As dog owners, we have all had the experience of walking into a room to see a little doggy vomit puddle on the floor. And we’ve all watched on as our fluffy little four-legged friend hacks up grass in the garden. It’s what dogs do.
But it’s not pleasant to see your dog experiencing the discomfort of vomiting, even if he is just getting rid of something disagreeable he ate. And we’ve probably all wondered if the vomiting is normal, or if it’s a sign a something more serious.

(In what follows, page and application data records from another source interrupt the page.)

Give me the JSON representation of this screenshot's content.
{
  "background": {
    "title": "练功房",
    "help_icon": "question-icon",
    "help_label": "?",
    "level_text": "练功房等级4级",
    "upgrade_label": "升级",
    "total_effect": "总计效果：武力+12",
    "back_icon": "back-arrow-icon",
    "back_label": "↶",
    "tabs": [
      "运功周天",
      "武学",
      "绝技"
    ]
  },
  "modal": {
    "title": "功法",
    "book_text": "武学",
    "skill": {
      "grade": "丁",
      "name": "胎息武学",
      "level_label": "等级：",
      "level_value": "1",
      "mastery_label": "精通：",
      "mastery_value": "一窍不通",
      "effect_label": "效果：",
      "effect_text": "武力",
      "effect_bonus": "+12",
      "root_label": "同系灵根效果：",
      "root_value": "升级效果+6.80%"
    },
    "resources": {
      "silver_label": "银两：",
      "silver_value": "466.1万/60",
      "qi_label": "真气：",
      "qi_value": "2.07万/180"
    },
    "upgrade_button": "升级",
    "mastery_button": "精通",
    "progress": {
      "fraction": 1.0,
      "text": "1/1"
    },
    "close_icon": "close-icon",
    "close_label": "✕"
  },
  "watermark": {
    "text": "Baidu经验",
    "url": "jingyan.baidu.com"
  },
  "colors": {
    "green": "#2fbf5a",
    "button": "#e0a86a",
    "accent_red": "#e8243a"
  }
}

It helps to know that he might not be vomiting, but regurgitating. And here’s the difference. Vomiting is when the stomach contents are ejected from the stomach. It takes a lot of retching and hard work to vomit. The contents – partly regurgitated food and bile – usually smells awful. On the other hand, regurgitation doesn’t take as much effort and the food that comes up is undigested.
It’s important to watch out for these signs so you can tell your vet. It makes diagnosis much easier.
We can generally categorise vomiting as chronic or acute. An acute vomiting session generally sorts itself out. If your dog has had a good vomit, hold off giving him food for 24 hours and if he doesn’t vomit again, introduce food slowly. He’s probably expelled whatever it was that caused the vomiting and doesn’t need to see the vet. On the other hand, chronic vomiting continues for more than a few days, either at regular intervals or intermittently. It’s really important to remember that if the vomiting goes on for more than two days, it’s probably chronic and is not going to go away, so it’s time to get to the vet. Diagnosing the problem can be tricky, as vomiting can be a symptom of a wide range of diseases and health issues.
Causes of vomiting can include viral or bacterial infections, gastritis or pancreatitis. Your dog might have ingested a foreign body or it could be a sign of kidney or liver disease. Your vet might take some blood tests if she can’t pinpoint a cause.
If your dog has experienced a few days of chronic vomiting, he will be dehydrated, so your vet will probably recommend he stay in the surgery to be monitored and receive fluid treatment. Depending on the cause, he might be prescribed antibiotics and other medications that target the cause of the vomiting. The important things as a dog owner is that you don’t ignore vomiting that goes on for more than two days.